WORK INSTRUCTIONS:
Repeat the data exactly, with every line included.

EXTRACTED ENTRIES:
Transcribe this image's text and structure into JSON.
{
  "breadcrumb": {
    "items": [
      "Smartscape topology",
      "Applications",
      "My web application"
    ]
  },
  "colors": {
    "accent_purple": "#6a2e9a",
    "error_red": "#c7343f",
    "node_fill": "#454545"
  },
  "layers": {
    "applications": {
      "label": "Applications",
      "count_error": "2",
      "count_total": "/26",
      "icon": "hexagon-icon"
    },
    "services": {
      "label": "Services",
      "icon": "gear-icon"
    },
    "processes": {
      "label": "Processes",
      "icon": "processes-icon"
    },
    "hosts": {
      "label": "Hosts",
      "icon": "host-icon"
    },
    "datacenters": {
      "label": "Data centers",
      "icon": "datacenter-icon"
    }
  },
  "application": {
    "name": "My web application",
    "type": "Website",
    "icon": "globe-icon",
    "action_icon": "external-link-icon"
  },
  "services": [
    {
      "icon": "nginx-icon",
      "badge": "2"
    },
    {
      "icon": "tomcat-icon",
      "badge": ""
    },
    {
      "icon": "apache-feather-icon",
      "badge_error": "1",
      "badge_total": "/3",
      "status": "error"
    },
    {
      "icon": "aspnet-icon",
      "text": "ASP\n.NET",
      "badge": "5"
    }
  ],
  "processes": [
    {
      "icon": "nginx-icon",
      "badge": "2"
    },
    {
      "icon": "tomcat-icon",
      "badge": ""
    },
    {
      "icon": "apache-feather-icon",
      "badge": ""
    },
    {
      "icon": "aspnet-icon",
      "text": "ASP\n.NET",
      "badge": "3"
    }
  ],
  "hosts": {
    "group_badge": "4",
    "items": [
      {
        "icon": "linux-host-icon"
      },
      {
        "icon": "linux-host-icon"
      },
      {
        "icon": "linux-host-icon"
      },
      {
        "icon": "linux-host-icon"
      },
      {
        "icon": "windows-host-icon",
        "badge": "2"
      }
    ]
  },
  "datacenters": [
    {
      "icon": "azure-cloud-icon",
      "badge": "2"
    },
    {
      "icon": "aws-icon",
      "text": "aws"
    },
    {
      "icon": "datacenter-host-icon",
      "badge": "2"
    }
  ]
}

REPLY TO THE TASK:
Transcribe this image's text and structure into JSON.
{
  "breadcrumb": {
    "items": [
      "Smartscape topology",
      "Applications",
      "My web application"
    ]
  },
  "colors": {
    "accent_purple": "#6a2e9a",
    "error_red": "#c7343f",
    "node_fill": "#454545"
  },
  "layers": {
    "applications": {
      "label": "Applications",
      "count_error": "2",
      "count_total": "/26",
      "icon": "hexagon-icon"
    },
    "services": {
      "label": "Services",
      "icon": "gear-icon"
    },
    "processes": {
      "label": "Processes",
      "icon": "processes-icon"
    },
    "hosts": {
      "label": "Hosts",
      "icon": "host-icon"
    },
    "datacenters": {
      "label": "Data centers",
      "icon": "datacenter-icon"
    }
  },
  "application": {
    "name": "My web application",
    "type": "Website",
    "icon": "globe-icon",
    "action_icon": "external-link-icon"
  },
  "services": [
    {
      "icon": "nginx-icon",
      "badge": "2"
    },
    {
      "icon": "tomcat-icon",
      "badge": ""
    },
    {
      "icon": "apache-feather-icon",
      "badge_error": "1",
      "badge_total": "/3",
      "status": "error"
    },
    {
      "icon": "aspnet-icon",
      "text": "ASP\n.NET",
      "badge": "5"
    }
  ],
  "processes": [
    {
      "icon": "nginx-icon",
      "badge": "2"
    },
    {
      "icon": "tomcat-icon",
      "badge": ""
    },
    {
      "icon": "apache-feather-icon",
      "badge": ""
    },
    {
      "icon": "aspnet-icon",
      "text": "ASP\n.NET",
      "badge": "3"
    }
  ],
  "hosts": {
    "group_badge": "4",
    "items": [
      {
        "icon": "linux-host-icon"
      },
      {
        "icon": "linux-host-icon"
      },
      {
        "icon": "linux-host-icon"
      },
      {
        "icon": "linux-host-icon"
      },
      {
        "icon": "windows-host-icon",
        "badge": "2"
      }
    ]
  },
  "datacenters": [
    {
      "icon": "azure-cloud-icon",
      "badge": "2"
    },
    {
      "icon": "aws-icon",
      "text": "aws"
    },
    {
      "icon": "datacenter-host-icon",
      "badge": "2"
    }
  ]
}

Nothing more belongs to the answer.